Social Studies and Wikis


What is a Wiki

A wiki is a website that anyone can edit easily using a regular web browser. The first wiki was developed in 1995 by Ward Cunningham, who named his project after the Hawaiian word "wiki-wiki," meaning "quick." A wiki a single page containing information and links by one author, or multi-page web site with various content.


"Wikis in Plain English" video from CommonCraft


Why use a Wiki

Wikis are an exceptionally useful and flexible tools. They can serve the overall purpose of getting students more involved in curriculum. They are also digital and that has a greater appeal to the digital natives we now teach over some of the more traditional tools and methods. Most importantly, wikis are ideally suited for encouraging participation, collaboration, and interaction.

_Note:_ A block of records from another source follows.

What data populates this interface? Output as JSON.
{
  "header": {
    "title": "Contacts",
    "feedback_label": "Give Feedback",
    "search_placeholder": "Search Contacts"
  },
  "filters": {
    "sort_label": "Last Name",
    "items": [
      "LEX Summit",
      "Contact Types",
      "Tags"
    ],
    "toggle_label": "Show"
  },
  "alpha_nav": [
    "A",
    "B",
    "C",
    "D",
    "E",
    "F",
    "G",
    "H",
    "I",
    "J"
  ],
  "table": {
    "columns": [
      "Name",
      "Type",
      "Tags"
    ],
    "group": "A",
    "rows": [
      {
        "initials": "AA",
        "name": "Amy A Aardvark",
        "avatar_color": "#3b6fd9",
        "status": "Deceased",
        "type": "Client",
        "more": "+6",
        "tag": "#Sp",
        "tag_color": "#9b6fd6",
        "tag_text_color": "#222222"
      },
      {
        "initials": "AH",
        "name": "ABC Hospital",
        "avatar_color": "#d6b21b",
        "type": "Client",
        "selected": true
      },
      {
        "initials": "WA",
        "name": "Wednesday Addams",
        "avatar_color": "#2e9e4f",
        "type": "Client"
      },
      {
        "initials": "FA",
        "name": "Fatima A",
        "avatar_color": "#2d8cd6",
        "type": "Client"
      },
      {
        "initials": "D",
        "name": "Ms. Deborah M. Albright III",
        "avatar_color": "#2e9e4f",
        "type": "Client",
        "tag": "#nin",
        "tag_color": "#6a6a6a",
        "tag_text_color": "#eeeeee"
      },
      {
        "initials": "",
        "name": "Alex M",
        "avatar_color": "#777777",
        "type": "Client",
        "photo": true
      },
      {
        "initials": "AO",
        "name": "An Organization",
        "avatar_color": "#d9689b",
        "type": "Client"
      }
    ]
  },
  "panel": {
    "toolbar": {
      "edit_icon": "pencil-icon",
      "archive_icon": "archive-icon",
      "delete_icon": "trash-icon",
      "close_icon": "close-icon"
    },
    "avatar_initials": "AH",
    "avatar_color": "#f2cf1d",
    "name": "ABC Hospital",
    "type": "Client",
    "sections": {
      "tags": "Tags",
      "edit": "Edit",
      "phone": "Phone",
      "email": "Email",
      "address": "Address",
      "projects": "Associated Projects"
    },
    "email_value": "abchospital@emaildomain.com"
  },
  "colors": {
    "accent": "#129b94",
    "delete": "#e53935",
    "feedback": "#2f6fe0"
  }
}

How Can I Use a Wiki

  • A mock-debate between candidates, in wiki form (composed entirely based on research students have done on the candidate positions).
  • A collaborative project with students in another location or all over the world:The Flat World Project (explanation of topics).
  • A collection of propaganda examples during a propaganda unit.
  • Detailed and illustrated descriptions of governmental processes: how a bill becomes a law.
  • A “fan club” for your favorite president(s) or famous female(s).
  • A virtual tour (explanantion from Wikipedia) of local history sites and landmarks.
  • A local history wiki, documenting historical buildings, events, and people within your community. Include interviews with those who can tell about events from the World War II era or the day the mill burned down, etc. Allow adult community members to add their input by signing up for “membership” in the wiki. This project could continue on for years and actually be a service to the community. Perhaps the area historical society would provide some assistance, if you can get them to think beyond the closed stacks of their protected collections!
  • A document-the-veterans wiki for those in your community who served in the military. Interview them and photograph them, including both their accounts and your students’ documentation and personal reflections on the interviews.
  • A travel brochure wiki: use wikis to “advertise” for different literary, historical, or cultural locations and time periods: Dickens’ London, fourteenth century in Italy in Verona and Mantua ( Romeo and Juliet), The Oklahoma Territory, The Yukon during the Gold Rush, Ex-patriot Paris in the Twenties, etc.


Examples of Wikis

  1. Go West - Woodward Third Grade Social Studies Wiki.
  2. World Cultures - Woodward 7th Grade Social Studies Wiki.
  3. US History - Woodward 8th Grade History Class.
  4. US History Class - High School History Class in Chicago
  5. Animal Farm - Woodward 8th Grade Reading Class.
  6. Horizon Project - A collaborative wiki classroom project.


Where are Wikis Being Used

  1. US Intelligence Agencies and wikis to communicate and collect information more effectively.
  2. The United Nations uses a wikito help decision making processes. (MSNBC)
  3. Australian Government Caught Editing Wikipedia (The Age)


Create a Wiki


Wiki Tools